The Compleat Works of Wllm Shkspr (Abridged), A Crew of Patches Theatre Company, at City Lit Theater Company. Suggesting the intellectual curiosity of Cliffs Notes and the irreverence of Rocky and Bullwinkle's "Fractured Fairy Tales," this smart-ass two-hour lampoon of Shakespeare's 37 plays is a cheeky frat-boy show delivered by three cocky male players and a deliberately marginalized female assistant. Billed as a cure for sufferers of Bardophobia, it's not just a flippant free-for-all with elaborately ignorant explications. It's also a hilarious anthology of bad acting--chronic upstaging, semaphore gesturing, mechanical recitation--and desperate ad-libs.

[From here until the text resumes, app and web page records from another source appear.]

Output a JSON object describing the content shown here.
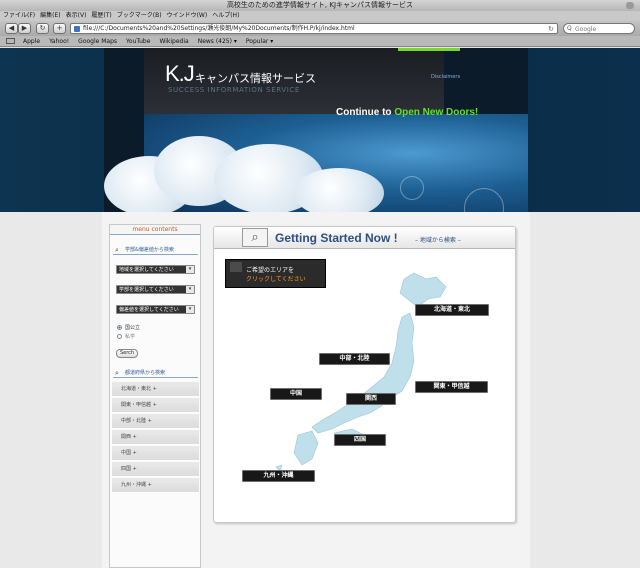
{
  "window": {
    "title": "高校生のための進学情報サイト, KJキャンパス情報サービス"
  },
  "menu": [
    "ファイル(F)",
    "編集(E)",
    "表示(V)",
    "履歴(T)",
    "ブックマーク(B)",
    "ウインドウ(W)",
    "ヘルプ(H)"
  ],
  "toolbar": {
    "back": "◀",
    "forward": "▶",
    "reload": "↻",
    "add": "+",
    "url": "file:///C:/Documents%20and%20Settings/瀬光俊朗/My%20Documents/制作H.P/kj/index.html",
    "search_placeholder": "Google",
    "search_icon": "Q"
  },
  "bookmarks": [
    "Apple",
    "Yahoo!",
    "Google Maps",
    "YouTube",
    "Wikipedia",
    "News (425) ▾",
    "Popular ▾"
  ],
  "hero": {
    "logo": "K.J",
    "logo_jp": "キャンパス情報サービス",
    "logo_sub": "SUCCESS INFORMATION SERVICE",
    "disclaimers": "Disclaimers",
    "tagline_prefix": "Continue to ",
    "tagline_highlight": "Open New Doors!"
  },
  "sidebar": {
    "title": "menu contents",
    "search_head": "学部&偏差値から検索",
    "selects": [
      "地域を選択してください",
      "学部を選択してください",
      "偏差値を選択してください"
    ],
    "radios": [
      "国公立",
      "私学"
    ],
    "search_button": "Serch",
    "pref_head": "都道府県から検索",
    "prefectures": [
      "北海道・東北 +",
      "関東・甲信越 +",
      "中部・北陸 +",
      "関西 +",
      "中国 +",
      "四国 +",
      "九州・沖縄 +"
    ]
  },
  "main": {
    "title": "Getting Started Now !",
    "subtitle": "– 地域から検索 –",
    "area_button_line1": "ご希望のエリアを",
    "area_button_line2": "クリックしてください",
    "regions": {
      "hokkaido": "北海道・東北",
      "chubu": "中部・北陸",
      "kanto": "関東・甲信越",
      "chugoku": "中国",
      "kansai": "関西",
      "shikoku": "四国",
      "kyushu": "九州・沖縄"
    }
  },
  "colors": {
    "accent_green": "#62e12c",
    "title_blue": "#2d4f80",
    "highlight_orange": "#ff9a24"
  }
}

Stratford's favorite son must be used to spinning in his grave. Here the causes are a Romeo and Juliet dumbed down to the level of "Pyramus and Thisbe," the history plays condensed into a football game, the 16 comedies reduced to a single messy plot, a rap Othello, a Macbeth delivered in nearly impenetrable Scottish accents, Titus Andronicus reduced to a cannibal cooking show, and Hamlet shrunk to one minute and played backward.
This popular script by Daniel Singer, Jess Winfield, and Adam Long is an odd choice for a new troupe dedicated to Shakespeare's serious side. But as a showcase for four supple actors--Trevor Luce, Kiersten DeBrower, Jeffrey Stringer, and Benjamin Montague, dexterously directed by David Blixt--the piece is a great calling card. Though it reeks of anything-for-a-laugh clowning, the Patches' comic instincts--especially Stringer's attacks of attitude--are just what the master ordered.